Karen Lee Hawkins
Director, Office of Professional Responsibility for the Commissioner of the IRS
The Long and Winding Road to Success
For Karen Lee Hawkins the journey to become director of the Office of Professional Responsibility for the Commissioner of the Internal Revenue Service has taken many turns and bends. She was doing graduate work at UMass Amherst when the university hired her to be the resident director of one of its residence halls for undergraduate women. A young woman herself, Karen was the youngest person ever hired for the position. Karen’s success at the residence hall “sparked an interest in higher education administration and the need to address the complexities of student life.”
After hiring issues at San Francisco State, which was in the midst of political turmoil, Karen applied for a job at Pacific Telephone & Telegraph. Only upon changing her resume to say that she was a college dropout was she accepted for her position. She became the first woman in the San Francisco Bay Area to interface directly with clients as a communications consultant at the Pacific Telephone & Telegraph. Karen certainly paved the way for other women; by the time she left the phone company, about 50 percent of the communications consultants who interfaced with clients were women.
Eventually the University of California, Davis invited Karen to apply for the position of assistant dean of student affairs. Her work at U Mass integrating student housing had attracted the UC Davis administration. It was 1972 and UC Davis was beginning to address the concerns of minority students and the resulting protests. During Karen’s tenure at UC Davis, Congress passed Title IX, and she became a key participant on the UC Davis team to implement the new law. Karen participated in creating the campus’ first Women’s Center, and other programs to implement Title IX. As time went on, Karen continued to be interested in tax law.
“Thank goodness for Golden Gate,” Karen proclaims. “In 1976, other law schools did not even respond to my application.” At Golden Gate, though, the law school was actively recruiting women. Many of the women had backgrounds similar to her own; they had had successful careers, but had decided to become lawyers. Most of the men in her class were younger, having entered law school immediately after completing their college degrees, but had been unable to gain admission to first-tier law schools. She recalls that the women in her class were quite willing to challenge those male faculty members who made unthinking sexist comments. She was impressed that most professors listened and responded by taking more care with what they said.

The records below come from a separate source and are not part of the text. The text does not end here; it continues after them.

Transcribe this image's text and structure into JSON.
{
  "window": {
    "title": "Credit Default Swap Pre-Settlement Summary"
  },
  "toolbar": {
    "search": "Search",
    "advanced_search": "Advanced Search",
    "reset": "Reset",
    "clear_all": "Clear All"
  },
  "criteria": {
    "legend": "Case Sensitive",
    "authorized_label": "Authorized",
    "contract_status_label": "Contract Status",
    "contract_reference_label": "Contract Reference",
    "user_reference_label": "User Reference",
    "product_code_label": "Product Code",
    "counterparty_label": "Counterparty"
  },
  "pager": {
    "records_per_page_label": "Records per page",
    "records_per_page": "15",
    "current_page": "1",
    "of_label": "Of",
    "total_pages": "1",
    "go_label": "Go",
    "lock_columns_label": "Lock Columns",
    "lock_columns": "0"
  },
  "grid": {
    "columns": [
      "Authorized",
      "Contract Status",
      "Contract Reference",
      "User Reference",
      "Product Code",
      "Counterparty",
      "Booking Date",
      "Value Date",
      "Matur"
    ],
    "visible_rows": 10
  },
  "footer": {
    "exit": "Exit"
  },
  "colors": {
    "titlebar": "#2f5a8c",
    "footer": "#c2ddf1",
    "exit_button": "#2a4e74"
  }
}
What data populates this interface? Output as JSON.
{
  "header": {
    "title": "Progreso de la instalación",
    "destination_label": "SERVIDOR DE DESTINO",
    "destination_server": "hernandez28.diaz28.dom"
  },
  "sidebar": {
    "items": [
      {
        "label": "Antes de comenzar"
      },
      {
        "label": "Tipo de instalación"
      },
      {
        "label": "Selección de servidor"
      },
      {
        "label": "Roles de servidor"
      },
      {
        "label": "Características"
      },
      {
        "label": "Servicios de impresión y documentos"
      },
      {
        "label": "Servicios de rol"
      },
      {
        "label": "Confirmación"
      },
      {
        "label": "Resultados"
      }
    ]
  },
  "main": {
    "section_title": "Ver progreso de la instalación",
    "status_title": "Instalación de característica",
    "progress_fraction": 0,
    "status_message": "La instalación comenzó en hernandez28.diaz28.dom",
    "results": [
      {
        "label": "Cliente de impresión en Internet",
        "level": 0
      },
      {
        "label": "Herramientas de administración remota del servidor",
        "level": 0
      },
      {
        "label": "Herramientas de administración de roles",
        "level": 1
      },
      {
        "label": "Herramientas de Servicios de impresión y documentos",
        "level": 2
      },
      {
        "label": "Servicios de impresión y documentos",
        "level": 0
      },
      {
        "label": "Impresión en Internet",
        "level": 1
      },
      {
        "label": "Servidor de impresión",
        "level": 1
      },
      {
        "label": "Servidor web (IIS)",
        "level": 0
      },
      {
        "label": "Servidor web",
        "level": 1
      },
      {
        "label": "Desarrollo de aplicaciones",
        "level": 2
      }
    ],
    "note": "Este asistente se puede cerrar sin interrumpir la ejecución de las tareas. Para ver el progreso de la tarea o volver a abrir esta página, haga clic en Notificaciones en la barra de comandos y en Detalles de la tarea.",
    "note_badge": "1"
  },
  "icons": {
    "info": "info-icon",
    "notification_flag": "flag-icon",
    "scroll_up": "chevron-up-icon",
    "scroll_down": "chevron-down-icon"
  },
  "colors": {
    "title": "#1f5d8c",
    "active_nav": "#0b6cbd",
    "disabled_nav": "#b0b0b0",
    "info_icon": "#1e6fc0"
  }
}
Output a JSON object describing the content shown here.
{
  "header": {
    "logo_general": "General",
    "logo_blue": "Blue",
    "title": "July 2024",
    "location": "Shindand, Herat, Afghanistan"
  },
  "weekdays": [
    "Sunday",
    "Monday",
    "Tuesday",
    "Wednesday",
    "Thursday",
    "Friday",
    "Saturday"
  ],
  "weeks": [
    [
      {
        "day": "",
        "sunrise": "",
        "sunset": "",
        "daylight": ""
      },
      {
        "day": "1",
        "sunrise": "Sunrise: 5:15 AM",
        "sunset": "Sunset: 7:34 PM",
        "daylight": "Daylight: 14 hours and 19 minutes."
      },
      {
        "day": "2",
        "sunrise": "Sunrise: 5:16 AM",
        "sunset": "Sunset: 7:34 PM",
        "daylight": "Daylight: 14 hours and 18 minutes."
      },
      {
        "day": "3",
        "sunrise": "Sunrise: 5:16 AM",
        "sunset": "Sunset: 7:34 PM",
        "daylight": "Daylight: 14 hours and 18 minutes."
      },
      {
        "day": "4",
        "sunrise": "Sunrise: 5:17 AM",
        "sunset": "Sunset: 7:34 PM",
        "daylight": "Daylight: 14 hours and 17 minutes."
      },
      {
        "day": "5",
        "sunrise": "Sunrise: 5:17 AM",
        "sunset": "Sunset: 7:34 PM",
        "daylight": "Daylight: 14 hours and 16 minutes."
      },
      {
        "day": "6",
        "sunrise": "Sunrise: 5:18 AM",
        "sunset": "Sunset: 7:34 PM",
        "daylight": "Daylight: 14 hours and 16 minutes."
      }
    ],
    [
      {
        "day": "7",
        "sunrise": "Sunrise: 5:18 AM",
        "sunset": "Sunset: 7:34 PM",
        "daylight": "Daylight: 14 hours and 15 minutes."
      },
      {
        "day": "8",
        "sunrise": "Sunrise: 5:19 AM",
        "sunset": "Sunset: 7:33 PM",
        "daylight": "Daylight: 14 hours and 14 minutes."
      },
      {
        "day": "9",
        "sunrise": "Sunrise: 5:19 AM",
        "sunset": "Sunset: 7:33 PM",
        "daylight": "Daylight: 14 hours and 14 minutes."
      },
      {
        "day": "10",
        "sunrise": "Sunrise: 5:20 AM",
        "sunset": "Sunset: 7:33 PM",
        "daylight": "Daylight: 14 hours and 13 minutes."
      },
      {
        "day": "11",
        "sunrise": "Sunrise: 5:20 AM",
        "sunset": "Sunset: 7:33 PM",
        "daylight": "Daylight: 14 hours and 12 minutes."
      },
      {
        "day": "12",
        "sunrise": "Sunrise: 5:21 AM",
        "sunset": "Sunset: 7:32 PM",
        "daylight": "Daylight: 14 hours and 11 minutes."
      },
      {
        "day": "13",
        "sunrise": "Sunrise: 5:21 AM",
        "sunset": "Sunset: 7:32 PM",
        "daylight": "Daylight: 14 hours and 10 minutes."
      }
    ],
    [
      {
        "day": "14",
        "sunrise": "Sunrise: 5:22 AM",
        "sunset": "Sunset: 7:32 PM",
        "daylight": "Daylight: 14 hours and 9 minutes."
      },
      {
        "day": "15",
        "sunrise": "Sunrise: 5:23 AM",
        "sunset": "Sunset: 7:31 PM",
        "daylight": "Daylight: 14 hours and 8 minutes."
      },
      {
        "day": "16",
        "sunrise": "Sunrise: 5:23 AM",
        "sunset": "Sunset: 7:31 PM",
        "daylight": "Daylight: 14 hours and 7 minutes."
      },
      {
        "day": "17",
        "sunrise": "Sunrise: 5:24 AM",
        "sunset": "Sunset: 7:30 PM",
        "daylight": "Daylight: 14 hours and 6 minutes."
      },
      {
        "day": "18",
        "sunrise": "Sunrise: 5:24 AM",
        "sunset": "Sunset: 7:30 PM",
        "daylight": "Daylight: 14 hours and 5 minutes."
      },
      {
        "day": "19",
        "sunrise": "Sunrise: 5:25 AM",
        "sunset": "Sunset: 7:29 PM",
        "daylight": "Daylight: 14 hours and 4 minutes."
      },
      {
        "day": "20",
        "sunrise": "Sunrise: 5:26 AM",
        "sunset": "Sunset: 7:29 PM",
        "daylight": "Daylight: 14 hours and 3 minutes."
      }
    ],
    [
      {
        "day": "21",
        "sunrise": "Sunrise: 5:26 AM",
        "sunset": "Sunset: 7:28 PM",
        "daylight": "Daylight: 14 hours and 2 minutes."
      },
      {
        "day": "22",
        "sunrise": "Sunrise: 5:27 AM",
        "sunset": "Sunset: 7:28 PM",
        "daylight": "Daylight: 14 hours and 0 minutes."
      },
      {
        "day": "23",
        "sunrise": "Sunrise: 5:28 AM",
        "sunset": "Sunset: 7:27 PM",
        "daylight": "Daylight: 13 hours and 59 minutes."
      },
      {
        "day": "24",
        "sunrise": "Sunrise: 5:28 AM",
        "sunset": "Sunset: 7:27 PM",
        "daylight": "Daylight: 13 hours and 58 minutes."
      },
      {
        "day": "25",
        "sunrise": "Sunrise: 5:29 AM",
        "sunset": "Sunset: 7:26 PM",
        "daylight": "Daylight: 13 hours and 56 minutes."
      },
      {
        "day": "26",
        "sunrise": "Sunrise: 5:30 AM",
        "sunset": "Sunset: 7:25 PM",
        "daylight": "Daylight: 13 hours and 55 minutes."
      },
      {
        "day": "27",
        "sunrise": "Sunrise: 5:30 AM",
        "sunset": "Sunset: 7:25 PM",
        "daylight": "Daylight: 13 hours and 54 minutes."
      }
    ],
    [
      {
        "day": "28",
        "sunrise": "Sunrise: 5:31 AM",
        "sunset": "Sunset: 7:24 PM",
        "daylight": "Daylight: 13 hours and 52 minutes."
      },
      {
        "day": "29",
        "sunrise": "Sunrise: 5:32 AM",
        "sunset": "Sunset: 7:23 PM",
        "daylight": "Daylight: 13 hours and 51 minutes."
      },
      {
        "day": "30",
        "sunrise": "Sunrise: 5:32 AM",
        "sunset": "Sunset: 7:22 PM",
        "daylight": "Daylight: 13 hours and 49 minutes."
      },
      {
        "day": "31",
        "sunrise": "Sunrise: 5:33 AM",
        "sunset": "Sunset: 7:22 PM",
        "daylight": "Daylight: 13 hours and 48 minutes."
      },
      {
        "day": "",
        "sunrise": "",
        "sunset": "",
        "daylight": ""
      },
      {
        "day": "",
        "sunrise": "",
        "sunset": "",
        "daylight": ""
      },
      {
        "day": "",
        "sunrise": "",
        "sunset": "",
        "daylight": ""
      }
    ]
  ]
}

Karen’s interest in tax law was sparked during her second year when she took the federal tax course with Professor Alan Cadgene. She recalls that before the classroom renovations in the ‘80s, law professors stood on a platform at the front of the classroom. “At least one time each class, Professor Cadgene would fall off the platform while expressing his enthusiasm for what you could do with the tax code.” During her second year at GGU, she joined the Tax Section of the American Bar Association, and eventually the Tax Section of the California Bar.
Since Golden Gate had not yet started what is now a highly successful LLM Tax program, Karen earned an MBA in Taxation from Golden Gate’s School of Tax while working full-time as a lawyer at the Touche Ross accounting firm. While the large corporate law firms were not especially interested in Golden Gate graduates, the accounting firms were eager to hire law graduates with tax training.
Karen was the first woman lawyer in the CPA firm’s San Francisco tax department. “Working at Touche Ross was a fabulous experience.” The accounting firm recognized the practical skills Karen brought with her, based on her Golden Gate education, as well as her experience at UC Davis and at the phone company. Still, after four years at Touche Ross, Karen decided to open her own law office.
A year after leaving Touche, Karen ran into William E. Taggart Jr., whom she had known at Golden Gate where he was assistant dean of the MBA-Tax and MS-Tax programs and was working to get the LLM Tax program accredited. Taggart was the first dean of the LLM Tax program and remains dean emeritus. In 1984 Karen joined Berger & Taggart and about two years later the firm was renamed Taggart & Hawkins.
Karen’s career as a tax lawyer has been as exceptional as her convoluted path getting there. She was the 1995-1996 chair of the Taxation Section of the State Bar of California and only the second woman chair in twenty years. After serving in a variety of leadership capacities with the American Bar Association Section of Taxation, she was selected by her peers as chair-elect of the section for the year commencing July 2009.
In 1995 Karen, with the support of Tax Court Judge Stephen Swift, designed and implemented an extremely successful pro se pro bono tax court program, which links experienced tax lawyers who are willing to provide pro bono legal assistance with litigants who represent themselves (pro se litigants) in tax court. This innovative program and it's success earned Karen 2004 the ABA Section of Taxation “Pro Bono Lawyer of the Year.”
As director of the IRS Office of Professional Responsibility, Karen has found yet another calling. “The potential of that office has not been fully explored. The focus has been on ‘road kill’ - the easy cases of tax practitioners who are non-filers.” Karen would like to focus on conduct that “really harms the public and the system.”